Emily Lakamp, a community outreach specialist with Hamilton County Emergency Management and Homeland Security, said the time to flood-proof your home is now -- before floodwaters have a chance to rush inside.
"Even if your home may not have a history of flooding, if there is an extensive amount of rainfall you could potentially be at risk," she said.
Around 90 percent of all natural disasters involve flooding, making it one of the most common and costly natural phenomena in the United States. Most homeowner insurances don't cover it, either, meaning you could be looking at a costly cleanup process if you home ends up underwater.
Worried? Don't be. Lakamp and her colleagues gave us a few easy steps you can take to make sure you and your family are flood-ready if the weather turns Biblical this summer.
If possible, buy flood insurance. Although your home insurance might not cover this type of damage, the National Flood Insurance Program can help you find a way to insure your house against the rising waters.
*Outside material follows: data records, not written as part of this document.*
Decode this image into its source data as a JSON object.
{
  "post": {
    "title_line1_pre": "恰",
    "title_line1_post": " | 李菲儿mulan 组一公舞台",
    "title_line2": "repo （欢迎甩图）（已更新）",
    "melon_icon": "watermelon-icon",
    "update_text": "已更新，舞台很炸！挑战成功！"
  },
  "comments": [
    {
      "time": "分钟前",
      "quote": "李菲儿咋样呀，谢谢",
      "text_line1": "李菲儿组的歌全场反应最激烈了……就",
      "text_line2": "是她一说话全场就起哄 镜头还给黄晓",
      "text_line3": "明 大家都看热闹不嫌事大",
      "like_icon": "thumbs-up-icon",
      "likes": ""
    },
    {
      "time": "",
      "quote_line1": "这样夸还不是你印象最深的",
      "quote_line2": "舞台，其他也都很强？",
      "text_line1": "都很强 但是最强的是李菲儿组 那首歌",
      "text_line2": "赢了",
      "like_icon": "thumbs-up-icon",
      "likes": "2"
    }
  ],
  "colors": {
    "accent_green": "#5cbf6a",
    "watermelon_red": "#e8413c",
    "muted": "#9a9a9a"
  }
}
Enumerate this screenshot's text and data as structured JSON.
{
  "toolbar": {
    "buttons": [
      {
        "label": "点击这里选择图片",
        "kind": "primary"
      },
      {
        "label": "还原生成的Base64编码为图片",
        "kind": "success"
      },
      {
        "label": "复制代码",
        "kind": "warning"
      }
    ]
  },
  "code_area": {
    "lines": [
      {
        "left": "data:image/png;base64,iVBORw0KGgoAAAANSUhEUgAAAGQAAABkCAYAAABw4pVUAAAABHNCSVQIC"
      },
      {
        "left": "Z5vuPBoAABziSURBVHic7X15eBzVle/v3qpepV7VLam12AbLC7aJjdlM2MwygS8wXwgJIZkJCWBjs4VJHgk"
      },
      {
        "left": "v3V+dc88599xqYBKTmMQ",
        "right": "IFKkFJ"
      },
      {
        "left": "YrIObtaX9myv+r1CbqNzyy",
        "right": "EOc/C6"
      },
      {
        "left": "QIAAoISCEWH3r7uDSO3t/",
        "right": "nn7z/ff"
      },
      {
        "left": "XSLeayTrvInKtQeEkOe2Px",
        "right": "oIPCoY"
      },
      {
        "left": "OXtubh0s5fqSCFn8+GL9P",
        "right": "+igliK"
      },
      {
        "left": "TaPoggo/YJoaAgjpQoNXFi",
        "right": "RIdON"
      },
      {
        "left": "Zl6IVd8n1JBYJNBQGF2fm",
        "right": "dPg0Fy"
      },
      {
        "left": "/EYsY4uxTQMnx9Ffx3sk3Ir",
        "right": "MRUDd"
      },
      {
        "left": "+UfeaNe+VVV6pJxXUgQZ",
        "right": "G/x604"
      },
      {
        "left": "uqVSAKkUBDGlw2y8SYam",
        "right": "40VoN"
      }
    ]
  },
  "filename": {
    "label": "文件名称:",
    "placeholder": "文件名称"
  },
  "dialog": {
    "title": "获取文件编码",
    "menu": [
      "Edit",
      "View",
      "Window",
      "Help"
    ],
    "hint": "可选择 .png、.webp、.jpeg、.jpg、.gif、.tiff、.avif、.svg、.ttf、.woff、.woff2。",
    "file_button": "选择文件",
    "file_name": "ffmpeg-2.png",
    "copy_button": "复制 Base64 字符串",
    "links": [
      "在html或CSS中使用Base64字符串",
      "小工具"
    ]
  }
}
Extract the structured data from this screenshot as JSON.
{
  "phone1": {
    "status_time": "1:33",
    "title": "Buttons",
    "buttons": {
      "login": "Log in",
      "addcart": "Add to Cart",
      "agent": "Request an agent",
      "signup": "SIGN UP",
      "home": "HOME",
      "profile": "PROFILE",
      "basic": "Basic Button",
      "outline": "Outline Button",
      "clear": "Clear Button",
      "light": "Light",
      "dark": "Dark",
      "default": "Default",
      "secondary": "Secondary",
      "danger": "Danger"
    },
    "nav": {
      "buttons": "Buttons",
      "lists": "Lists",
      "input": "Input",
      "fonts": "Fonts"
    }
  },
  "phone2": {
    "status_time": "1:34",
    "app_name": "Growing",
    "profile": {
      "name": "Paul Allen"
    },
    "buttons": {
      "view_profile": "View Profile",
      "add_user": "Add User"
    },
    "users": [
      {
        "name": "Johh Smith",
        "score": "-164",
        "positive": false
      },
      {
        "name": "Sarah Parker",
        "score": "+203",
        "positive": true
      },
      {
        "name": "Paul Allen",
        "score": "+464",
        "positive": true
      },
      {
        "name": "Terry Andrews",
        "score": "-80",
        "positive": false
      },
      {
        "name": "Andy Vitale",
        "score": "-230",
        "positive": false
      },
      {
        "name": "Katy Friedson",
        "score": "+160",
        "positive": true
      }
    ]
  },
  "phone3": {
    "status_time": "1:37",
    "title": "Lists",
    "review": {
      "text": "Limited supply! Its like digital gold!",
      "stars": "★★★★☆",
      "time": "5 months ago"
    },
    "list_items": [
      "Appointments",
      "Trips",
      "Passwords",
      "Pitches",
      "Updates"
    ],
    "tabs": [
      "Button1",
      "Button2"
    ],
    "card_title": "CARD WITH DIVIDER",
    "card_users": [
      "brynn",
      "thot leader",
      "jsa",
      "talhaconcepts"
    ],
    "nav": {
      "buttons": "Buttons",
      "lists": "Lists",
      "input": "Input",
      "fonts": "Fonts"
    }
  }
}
Elevate appliances that live in your basement, such as your washer, dryer, water heater and furnance.
Create an emergency kit. This can be helpful in a wide variety of situations -- not just flooding. Your emergency kit should contain three days' worth of batteries, flashlights, non-perishable food and water for every member of your household. The rule, said Lakamp's colleague Morgan Peterson, is "a gallon of water per family member per day."